* _EXERCISE AIM_: Extract the entries in their exact form.

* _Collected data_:
------------
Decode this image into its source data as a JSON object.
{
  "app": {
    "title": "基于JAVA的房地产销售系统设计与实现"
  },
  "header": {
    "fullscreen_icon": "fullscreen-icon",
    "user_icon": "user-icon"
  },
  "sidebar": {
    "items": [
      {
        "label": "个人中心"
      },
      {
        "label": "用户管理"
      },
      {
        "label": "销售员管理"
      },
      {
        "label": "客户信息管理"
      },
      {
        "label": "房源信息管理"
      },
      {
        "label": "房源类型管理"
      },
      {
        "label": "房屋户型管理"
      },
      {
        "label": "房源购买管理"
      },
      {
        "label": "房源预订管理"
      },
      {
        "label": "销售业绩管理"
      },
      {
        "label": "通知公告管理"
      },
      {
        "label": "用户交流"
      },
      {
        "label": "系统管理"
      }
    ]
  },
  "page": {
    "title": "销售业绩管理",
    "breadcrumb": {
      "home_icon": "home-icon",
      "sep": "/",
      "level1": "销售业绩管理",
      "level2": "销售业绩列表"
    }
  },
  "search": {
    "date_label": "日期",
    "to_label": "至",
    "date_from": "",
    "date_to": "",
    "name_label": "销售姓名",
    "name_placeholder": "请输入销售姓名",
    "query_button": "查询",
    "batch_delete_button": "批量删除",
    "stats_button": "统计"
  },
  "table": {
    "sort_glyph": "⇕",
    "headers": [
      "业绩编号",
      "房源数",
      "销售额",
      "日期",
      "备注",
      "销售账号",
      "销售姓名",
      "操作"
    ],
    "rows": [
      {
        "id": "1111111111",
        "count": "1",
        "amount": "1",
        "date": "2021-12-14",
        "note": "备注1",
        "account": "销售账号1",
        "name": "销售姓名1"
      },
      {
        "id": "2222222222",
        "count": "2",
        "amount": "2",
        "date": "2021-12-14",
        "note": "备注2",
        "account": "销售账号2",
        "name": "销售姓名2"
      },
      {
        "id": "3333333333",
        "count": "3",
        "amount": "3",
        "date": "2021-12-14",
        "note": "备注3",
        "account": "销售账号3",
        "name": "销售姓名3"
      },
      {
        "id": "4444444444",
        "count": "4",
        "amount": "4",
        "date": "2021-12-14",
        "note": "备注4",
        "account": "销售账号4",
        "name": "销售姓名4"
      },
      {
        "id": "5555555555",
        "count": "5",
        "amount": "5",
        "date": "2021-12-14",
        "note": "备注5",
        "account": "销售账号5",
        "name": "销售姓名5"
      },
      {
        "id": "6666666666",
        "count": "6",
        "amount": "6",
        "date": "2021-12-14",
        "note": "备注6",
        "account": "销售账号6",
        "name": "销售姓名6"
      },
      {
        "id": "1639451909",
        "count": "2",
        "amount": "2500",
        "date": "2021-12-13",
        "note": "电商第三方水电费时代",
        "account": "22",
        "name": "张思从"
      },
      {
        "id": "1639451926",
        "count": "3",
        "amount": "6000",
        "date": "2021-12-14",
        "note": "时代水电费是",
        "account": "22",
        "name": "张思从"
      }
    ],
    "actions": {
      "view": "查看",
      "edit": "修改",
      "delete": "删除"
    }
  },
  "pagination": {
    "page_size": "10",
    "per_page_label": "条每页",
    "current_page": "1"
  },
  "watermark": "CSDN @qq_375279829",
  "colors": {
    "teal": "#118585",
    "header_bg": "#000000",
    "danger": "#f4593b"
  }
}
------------
* _REPLY TO THE TASK_:
Decode this image into its source data as a JSON object.
{
  "app": {
    "title": "基于JAVA的房地产销售系统设计与实现"
  },
  "header": {
    "fullscreen_icon": "fullscreen-icon",
    "user_icon": "user-icon"
  },
  "sidebar": {
    "items": [
      {
        "label": "个人中心"
      },
      {
        "label": "用户管理"
      },
      {
        "label": "销售员管理"
      },
      {
        "label": "客户信息管理"
      },
      {
        "label": "房源信息管理"
      },
      {
        "label": "房源类型管理"
      },
      {
        "label": "房屋户型管理"
      },
      {
        "label": "房源购买管理"
      },
      {
        "label": "房源预订管理"
      },
      {
        "label": "销售业绩管理"
      },
      {
        "label": "通知公告管理"
      },
      {
        "label": "用户交流"
      },
      {
        "label": "系统管理"
      }
    ]
  },
  "page": {
    "title": "销售业绩管理",
    "breadcrumb": {
      "home_icon": "home-icon",
      "sep": "/",
      "level1": "销售业绩管理",
      "level2": "销售业绩列表"
    }
  },
  "search": {
    "date_label": "日期",
    "to_label": "至",
    "date_from": "",
    "date_to": "",
    "name_label": "销售姓名",
    "name_placeholder": "请输入销售姓名",
    "query_button": "查询",
    "batch_delete_button": "批量删除",
    "stats_button": "统计"
  },
  "table": {
    "sort_glyph": "⇕",
    "headers": [
      "业绩编号",
      "房源数",
      "销售额",
      "日期",
      "备注",
      "销售账号",
      "销售姓名",
      "操作"
    ],
    "rows": [
      {
        "id": "1111111111",
        "count": "1",
        "amount": "1",
        "date": "2021-12-14",
        "note": "备注1",
        "account": "销售账号1",
        "name": "销售姓名1"
      },
      {
        "id": "2222222222",
        "count": "2",
        "amount": "2",
        "date": "2021-12-14",
        "note": "备注2",
        "account": "销售账号2",
        "name": "销售姓名2"
      },
      {
        "id": "3333333333",
        "count": "3",
        "amount": "3",
        "date": "2021-12-14",
        "note": "备注3",
        "account": "销售账号3",
        "name": "销售姓名3"
      },
      {
        "id": "4444444444",
        "count": "4",
        "amount": "4",
        "date": "2021-12-14",
        "note": "备注4",
        "account": "销售账号4",
        "name": "销售姓名4"
      },
      {
        "id": "5555555555",
        "count": "5",
        "amount": "5",
        "date": "2021-12-14",
        "note": "备注5",
        "account": "销售账号5",
        "name": "销售姓名5"
      },
      {
        "id": "6666666666",
        "count": "6",
        "amount": "6",
        "date": "2021-12-14",
        "note": "备注6",
        "account": "销售账号6",
        "name": "销售姓名6"
      },
      {
        "id": "1639451909",
        "count": "2",
        "amount": "2500",
        "date": "2021-12-13",
        "note": "电商第三方水电费时代",
        "account": "22",
        "name": "张思从"
      },
      {
        "id": "1639451926",
        "count": "3",
        "amount": "6000",
        "date": "2021-12-14",
        "note": "时代水电费是",
        "account": "22",
        "name": "张思从"
      }
    ],
    "actions": {
      "view": "查看",
      "edit": "修改",
      "delete": "删除"
    }
  },
  "pagination": {
    "page_size": "10",
    "per_page_label": "条每页",
    "current_page": "1"
  },
  "watermark": "CSDN @qq_375279829",
  "colors": {
    "teal": "#118585",
    "header_bg": "#000000",
    "danger": "#f4593b"
  }
}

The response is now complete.